_EXERCISE REQUIREMENTS_. Look through the data and write out every line with the word "Overlap" in it.

□ □ □

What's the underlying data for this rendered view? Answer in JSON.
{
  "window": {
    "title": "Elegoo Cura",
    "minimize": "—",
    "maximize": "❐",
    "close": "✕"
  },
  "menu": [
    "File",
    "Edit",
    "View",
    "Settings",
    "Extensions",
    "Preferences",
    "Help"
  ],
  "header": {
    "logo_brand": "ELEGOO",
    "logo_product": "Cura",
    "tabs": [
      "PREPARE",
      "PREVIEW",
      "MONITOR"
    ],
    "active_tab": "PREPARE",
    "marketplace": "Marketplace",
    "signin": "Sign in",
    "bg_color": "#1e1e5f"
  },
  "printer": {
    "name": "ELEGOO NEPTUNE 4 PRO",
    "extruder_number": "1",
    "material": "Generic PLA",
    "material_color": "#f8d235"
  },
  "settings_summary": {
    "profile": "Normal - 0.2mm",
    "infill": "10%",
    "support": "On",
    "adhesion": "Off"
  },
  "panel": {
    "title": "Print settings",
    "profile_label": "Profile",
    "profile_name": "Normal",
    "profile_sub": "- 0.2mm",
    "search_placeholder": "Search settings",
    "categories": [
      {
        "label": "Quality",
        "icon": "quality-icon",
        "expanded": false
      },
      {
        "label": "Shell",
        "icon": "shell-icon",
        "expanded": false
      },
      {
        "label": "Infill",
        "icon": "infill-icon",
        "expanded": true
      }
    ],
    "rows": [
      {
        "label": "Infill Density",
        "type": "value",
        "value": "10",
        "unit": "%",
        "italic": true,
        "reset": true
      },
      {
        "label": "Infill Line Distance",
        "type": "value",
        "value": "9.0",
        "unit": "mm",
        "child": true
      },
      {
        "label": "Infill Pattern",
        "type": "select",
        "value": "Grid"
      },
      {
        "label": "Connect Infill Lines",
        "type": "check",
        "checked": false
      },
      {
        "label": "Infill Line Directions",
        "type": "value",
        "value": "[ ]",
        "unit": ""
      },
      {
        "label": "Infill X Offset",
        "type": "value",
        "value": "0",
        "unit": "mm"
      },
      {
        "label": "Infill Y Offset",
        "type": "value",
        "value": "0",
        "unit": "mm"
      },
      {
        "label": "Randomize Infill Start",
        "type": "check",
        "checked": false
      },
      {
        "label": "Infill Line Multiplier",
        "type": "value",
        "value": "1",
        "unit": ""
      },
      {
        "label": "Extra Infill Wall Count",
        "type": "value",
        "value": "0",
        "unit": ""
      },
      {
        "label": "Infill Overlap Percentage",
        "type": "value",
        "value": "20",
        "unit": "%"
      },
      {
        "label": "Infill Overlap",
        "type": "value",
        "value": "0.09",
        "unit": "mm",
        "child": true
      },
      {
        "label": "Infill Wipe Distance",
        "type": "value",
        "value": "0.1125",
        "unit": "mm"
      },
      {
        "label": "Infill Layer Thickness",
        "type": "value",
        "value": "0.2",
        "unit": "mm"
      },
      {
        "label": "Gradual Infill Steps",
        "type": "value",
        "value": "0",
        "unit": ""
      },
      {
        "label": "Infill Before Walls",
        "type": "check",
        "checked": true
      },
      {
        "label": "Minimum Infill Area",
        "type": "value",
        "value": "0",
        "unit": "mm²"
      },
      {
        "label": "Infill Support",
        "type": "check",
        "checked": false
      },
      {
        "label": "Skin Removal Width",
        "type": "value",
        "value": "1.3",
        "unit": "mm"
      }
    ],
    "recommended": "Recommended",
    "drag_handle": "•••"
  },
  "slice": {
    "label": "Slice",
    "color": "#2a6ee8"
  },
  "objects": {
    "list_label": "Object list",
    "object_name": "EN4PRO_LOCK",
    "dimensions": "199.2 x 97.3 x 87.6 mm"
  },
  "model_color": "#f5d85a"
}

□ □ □

_SOLUTION FOR THIS EXERCISE_.
        "label": "Infill Overlap Percentage",
        "label": "Infill Overlap",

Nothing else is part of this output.